:: BRIEF ::
The text of every record, exactly as given and with no pictures, should be your output.

:: Page and application data records ::
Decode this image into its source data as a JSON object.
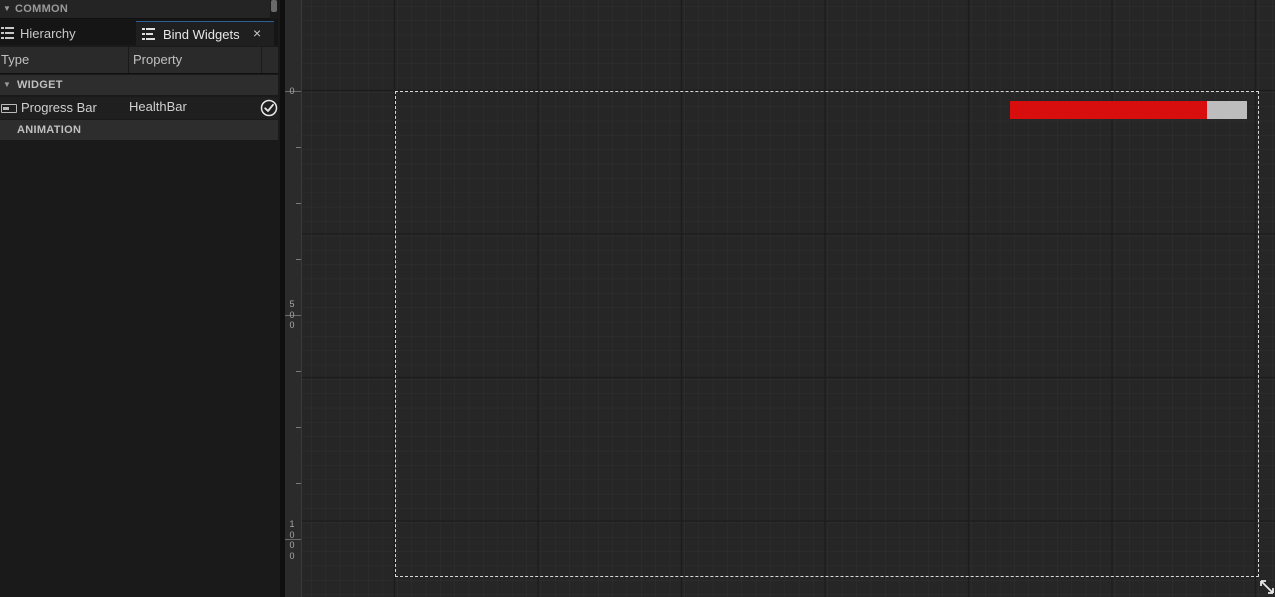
{
  "common_section": {
    "label": "COMMON"
  },
  "tabs": [
    {
      "label": "Hierarchy",
      "icon": "hierarchy-list-icon"
    },
    {
      "label": "Bind Widgets",
      "icon": "bind-list-icon",
      "active": true
    }
  ],
  "tab_close": "×",
  "columns": {
    "type": "Type",
    "property": "Property"
  },
  "sections": {
    "widget": "WIDGET",
    "animation": "ANIMATION"
  },
  "bindings": [
    {
      "type": "Progress Bar",
      "property": "HealthBar",
      "bound": true,
      "icon": "progress-bar-icon"
    }
  ],
  "ruler": {
    "labels": [
      "0",
      "500",
      "1000"
    ]
  },
  "canvas": {
    "progress_percent": 83,
    "fill_color": "#d80d0d",
    "track_color": "#bdbdbd"
  },
  "colors": {
    "accent_tab": "#2c5f93",
    "canvas_bg": "#262626",
    "panel_bg": "#1a1a1a"
  }
}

:: COMPLETED TASK ::
Decode this image into its source data as a JSON object.
{
  "common_section": {
    "label": "COMMON"
  },
  "tabs": [
    {
      "label": "Hierarchy",
      "icon": "hierarchy-list-icon"
    },
    {
      "label": "Bind Widgets",
      "icon": "bind-list-icon",
      "active": true
    }
  ],
  "tab_close": "×",
  "columns": {
    "type": "Type",
    "property": "Property"
  },
  "sections": {
    "widget": "WIDGET",
    "animation": "ANIMATION"
  },
  "bindings": [
    {
      "type": "Progress Bar",
      "property": "HealthBar",
      "bound": true,
      "icon": "progress-bar-icon"
    }
  ],
  "ruler": {
    "labels": [
      "0",
      "500",
      "1000"
    ]
  },
  "canvas": {
    "progress_percent": 83,
    "fill_color": "#d80d0d",
    "track_color": "#bdbdbd"
  },
  "colors": {
    "accent_tab": "#2c5f93",
    "canvas_bg": "#262626",
    "panel_bg": "#1a1a1a"
  }
}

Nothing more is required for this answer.